Assignment: Note every line in the entries that contains the string "JSON", and copy it.

Data for analysis:
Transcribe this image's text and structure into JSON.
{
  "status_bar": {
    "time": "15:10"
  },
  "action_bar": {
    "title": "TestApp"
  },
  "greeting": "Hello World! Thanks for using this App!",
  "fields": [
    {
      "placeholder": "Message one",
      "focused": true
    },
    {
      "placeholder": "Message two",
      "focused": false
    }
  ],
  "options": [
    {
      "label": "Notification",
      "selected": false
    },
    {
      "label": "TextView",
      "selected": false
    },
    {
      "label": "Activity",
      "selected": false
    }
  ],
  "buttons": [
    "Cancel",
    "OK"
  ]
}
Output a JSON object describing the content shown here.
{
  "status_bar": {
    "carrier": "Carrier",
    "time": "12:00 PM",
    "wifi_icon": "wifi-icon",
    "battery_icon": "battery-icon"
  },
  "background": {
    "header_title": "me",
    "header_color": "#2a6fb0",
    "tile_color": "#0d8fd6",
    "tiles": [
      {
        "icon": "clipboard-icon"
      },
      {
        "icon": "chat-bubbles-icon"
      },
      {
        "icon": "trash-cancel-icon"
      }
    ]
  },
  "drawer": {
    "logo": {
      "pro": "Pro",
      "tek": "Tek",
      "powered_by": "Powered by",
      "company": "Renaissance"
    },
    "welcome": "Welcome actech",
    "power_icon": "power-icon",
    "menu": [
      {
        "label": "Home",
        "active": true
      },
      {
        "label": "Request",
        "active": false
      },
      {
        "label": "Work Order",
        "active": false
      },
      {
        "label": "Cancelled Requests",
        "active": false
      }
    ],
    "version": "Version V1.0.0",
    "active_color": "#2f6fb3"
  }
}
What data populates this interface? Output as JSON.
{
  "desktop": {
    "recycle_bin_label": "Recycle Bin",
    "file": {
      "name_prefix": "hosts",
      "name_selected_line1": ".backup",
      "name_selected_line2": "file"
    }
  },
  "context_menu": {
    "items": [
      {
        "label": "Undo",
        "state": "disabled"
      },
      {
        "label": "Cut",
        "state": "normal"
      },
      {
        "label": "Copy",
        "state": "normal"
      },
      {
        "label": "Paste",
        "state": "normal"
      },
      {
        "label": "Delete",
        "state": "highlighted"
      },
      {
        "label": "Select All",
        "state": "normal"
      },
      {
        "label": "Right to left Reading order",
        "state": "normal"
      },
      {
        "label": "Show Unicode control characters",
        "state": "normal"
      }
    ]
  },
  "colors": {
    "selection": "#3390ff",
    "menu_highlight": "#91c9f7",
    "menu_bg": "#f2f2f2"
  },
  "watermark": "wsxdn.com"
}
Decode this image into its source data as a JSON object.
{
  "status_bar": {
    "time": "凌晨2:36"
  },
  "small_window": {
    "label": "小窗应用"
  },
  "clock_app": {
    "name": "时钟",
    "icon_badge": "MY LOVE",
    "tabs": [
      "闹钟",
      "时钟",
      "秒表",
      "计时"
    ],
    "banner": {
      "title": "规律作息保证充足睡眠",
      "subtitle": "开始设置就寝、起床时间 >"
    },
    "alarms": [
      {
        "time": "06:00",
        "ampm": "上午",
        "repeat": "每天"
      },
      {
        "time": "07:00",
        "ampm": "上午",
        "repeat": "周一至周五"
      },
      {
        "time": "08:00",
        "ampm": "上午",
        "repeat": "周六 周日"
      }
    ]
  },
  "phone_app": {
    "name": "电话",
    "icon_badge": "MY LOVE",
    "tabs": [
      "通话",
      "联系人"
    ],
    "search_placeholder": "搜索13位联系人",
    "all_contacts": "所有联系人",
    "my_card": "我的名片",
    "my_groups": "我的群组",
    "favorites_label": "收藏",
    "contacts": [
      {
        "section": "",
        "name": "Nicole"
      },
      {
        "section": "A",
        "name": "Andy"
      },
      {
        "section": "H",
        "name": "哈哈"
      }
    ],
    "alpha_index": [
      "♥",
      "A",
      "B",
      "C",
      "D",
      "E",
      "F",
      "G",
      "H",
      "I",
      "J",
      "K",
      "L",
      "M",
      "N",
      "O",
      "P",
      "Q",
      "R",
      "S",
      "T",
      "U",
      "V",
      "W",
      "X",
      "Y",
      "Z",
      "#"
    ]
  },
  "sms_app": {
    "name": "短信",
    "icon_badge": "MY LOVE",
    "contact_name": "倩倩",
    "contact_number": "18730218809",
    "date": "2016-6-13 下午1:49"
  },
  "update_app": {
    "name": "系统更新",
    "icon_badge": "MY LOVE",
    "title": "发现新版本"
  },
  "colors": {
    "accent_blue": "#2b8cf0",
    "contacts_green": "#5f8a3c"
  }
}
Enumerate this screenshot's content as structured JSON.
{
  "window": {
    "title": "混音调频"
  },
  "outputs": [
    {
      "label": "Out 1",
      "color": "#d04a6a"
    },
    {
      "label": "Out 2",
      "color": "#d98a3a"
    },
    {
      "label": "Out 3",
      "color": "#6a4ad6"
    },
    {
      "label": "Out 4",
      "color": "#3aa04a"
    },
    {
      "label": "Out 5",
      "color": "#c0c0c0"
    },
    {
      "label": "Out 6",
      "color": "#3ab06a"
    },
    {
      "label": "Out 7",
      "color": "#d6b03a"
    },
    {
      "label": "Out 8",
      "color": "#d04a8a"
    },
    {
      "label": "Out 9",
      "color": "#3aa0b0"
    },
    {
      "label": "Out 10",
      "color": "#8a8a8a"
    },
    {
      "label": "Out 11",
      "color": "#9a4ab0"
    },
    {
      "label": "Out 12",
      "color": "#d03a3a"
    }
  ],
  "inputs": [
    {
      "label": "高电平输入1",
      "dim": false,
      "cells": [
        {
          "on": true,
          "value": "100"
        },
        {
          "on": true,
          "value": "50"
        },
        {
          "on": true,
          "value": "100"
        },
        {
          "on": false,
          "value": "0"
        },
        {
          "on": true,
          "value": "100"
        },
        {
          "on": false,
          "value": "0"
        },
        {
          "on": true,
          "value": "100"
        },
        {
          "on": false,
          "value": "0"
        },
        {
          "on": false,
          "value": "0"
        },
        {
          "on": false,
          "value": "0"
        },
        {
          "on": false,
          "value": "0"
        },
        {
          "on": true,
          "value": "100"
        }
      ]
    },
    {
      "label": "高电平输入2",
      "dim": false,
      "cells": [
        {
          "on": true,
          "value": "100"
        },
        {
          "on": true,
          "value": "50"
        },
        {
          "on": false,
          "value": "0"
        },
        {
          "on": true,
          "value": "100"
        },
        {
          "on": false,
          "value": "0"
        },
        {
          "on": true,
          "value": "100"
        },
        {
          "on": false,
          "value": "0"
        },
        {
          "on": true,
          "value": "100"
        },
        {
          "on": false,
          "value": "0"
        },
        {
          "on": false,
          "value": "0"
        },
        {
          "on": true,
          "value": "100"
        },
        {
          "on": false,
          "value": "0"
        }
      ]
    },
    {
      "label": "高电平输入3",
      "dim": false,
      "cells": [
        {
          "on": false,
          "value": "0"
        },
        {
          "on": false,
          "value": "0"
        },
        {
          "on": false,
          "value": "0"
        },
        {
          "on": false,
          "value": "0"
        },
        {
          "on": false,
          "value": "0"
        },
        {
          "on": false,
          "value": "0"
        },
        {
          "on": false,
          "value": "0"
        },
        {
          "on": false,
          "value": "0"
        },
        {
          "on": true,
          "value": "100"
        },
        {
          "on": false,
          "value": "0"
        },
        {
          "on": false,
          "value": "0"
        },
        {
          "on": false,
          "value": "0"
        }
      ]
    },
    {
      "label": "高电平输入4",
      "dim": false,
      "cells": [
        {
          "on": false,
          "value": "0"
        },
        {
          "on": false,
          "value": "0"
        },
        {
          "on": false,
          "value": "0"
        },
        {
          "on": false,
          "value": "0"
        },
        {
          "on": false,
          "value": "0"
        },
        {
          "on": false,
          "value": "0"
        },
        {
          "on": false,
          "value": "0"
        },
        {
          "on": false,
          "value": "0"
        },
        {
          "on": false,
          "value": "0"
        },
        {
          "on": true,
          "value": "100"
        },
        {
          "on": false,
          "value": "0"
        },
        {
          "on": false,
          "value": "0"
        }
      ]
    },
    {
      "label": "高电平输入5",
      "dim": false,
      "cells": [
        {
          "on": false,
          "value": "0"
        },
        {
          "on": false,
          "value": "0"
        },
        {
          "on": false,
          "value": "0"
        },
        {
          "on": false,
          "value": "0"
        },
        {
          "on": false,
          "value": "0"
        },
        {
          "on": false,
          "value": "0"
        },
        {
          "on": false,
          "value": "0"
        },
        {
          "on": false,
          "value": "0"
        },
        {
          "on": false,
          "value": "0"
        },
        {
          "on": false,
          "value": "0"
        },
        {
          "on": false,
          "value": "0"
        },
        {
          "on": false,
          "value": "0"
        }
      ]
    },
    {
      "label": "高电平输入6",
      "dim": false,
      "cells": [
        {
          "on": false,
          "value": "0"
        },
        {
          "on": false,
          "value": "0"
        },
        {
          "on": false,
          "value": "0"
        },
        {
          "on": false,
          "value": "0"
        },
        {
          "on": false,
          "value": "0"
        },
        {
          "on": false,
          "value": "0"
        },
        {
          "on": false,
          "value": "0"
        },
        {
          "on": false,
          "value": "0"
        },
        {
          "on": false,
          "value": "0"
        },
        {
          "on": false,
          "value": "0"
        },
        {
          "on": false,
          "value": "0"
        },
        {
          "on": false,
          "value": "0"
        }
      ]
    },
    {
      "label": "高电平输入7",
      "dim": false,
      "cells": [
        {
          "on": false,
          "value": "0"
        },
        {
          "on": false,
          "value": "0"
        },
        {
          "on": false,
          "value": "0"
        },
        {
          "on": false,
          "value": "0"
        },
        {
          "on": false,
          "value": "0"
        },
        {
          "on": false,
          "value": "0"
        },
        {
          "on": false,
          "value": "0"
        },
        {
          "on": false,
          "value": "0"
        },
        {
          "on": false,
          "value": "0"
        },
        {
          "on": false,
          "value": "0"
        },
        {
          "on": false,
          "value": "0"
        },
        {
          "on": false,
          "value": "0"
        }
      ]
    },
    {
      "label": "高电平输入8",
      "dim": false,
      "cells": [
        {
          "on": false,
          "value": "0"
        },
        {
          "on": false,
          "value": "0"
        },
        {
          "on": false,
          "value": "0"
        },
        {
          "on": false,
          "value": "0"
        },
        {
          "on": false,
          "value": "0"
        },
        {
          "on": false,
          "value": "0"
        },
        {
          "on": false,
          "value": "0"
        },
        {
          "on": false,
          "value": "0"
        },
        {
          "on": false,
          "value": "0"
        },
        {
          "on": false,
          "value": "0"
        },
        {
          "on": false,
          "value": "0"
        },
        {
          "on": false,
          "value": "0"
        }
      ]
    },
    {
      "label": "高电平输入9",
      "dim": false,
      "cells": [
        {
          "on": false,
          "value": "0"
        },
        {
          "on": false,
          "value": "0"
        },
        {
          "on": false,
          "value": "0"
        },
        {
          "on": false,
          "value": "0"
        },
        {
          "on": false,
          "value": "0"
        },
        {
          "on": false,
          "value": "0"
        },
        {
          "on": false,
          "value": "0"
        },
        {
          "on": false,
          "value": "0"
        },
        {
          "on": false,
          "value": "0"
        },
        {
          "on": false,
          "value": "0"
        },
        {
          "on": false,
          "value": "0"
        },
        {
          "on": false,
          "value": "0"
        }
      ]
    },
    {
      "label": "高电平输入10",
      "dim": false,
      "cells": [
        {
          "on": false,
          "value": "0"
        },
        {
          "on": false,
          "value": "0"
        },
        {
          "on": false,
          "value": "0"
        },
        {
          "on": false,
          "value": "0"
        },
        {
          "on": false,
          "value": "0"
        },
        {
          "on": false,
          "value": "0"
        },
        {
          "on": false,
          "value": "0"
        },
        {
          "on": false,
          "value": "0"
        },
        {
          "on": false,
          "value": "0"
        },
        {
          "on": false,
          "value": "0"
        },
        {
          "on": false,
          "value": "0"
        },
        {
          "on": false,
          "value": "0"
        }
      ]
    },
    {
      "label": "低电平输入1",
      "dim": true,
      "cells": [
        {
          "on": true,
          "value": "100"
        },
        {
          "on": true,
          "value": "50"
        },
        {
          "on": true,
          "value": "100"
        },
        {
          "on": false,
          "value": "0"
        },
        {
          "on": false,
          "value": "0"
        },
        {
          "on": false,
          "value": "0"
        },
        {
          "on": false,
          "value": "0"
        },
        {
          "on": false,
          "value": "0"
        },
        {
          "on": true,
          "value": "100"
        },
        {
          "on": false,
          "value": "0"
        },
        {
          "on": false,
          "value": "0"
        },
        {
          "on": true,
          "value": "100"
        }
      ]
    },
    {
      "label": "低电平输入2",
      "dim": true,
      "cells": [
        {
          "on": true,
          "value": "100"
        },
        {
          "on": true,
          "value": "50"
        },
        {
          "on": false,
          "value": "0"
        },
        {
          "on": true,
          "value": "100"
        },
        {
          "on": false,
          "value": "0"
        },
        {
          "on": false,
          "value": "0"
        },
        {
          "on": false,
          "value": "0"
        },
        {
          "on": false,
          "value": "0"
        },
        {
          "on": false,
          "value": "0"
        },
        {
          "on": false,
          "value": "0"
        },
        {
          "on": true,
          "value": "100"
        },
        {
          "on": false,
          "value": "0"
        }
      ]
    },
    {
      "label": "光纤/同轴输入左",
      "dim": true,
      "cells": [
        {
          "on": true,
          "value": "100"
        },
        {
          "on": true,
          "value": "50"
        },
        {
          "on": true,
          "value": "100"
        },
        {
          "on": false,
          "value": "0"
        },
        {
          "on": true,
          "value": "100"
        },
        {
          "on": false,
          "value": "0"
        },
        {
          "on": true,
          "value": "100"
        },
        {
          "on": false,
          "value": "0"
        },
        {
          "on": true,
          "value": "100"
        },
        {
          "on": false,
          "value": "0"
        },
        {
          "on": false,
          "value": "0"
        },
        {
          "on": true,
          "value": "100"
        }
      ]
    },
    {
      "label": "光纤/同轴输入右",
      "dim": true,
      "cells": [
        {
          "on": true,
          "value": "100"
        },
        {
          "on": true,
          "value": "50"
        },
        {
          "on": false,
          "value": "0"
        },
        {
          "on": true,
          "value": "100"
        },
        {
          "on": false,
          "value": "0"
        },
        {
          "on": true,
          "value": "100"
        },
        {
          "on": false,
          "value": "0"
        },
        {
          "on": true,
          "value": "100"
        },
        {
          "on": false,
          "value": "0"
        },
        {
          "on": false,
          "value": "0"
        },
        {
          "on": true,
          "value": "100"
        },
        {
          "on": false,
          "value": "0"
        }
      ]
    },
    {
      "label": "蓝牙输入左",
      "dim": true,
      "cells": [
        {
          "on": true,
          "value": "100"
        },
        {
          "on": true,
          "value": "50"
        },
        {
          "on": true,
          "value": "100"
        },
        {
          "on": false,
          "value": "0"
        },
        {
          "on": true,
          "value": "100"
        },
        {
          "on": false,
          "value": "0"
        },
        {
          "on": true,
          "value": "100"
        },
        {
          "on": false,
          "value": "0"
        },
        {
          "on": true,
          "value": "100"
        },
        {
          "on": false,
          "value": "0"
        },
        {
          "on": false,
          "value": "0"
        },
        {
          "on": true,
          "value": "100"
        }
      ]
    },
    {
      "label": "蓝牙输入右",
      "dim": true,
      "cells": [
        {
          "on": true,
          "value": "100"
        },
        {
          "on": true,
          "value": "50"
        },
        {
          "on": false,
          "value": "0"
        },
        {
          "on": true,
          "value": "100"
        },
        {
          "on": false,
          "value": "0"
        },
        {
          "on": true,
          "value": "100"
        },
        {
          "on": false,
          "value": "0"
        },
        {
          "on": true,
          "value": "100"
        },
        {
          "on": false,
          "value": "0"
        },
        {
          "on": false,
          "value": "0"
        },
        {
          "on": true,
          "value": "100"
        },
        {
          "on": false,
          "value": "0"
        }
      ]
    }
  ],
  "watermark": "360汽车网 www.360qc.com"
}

Solution:
Transcribe this image's text and structure into JSON.
Output a JSON object describing the content shown here.
What data populates this interface? Output as JSON.
Decode this image into its source data as a JSON object.
Enumerate this screenshot's content as structured JSON.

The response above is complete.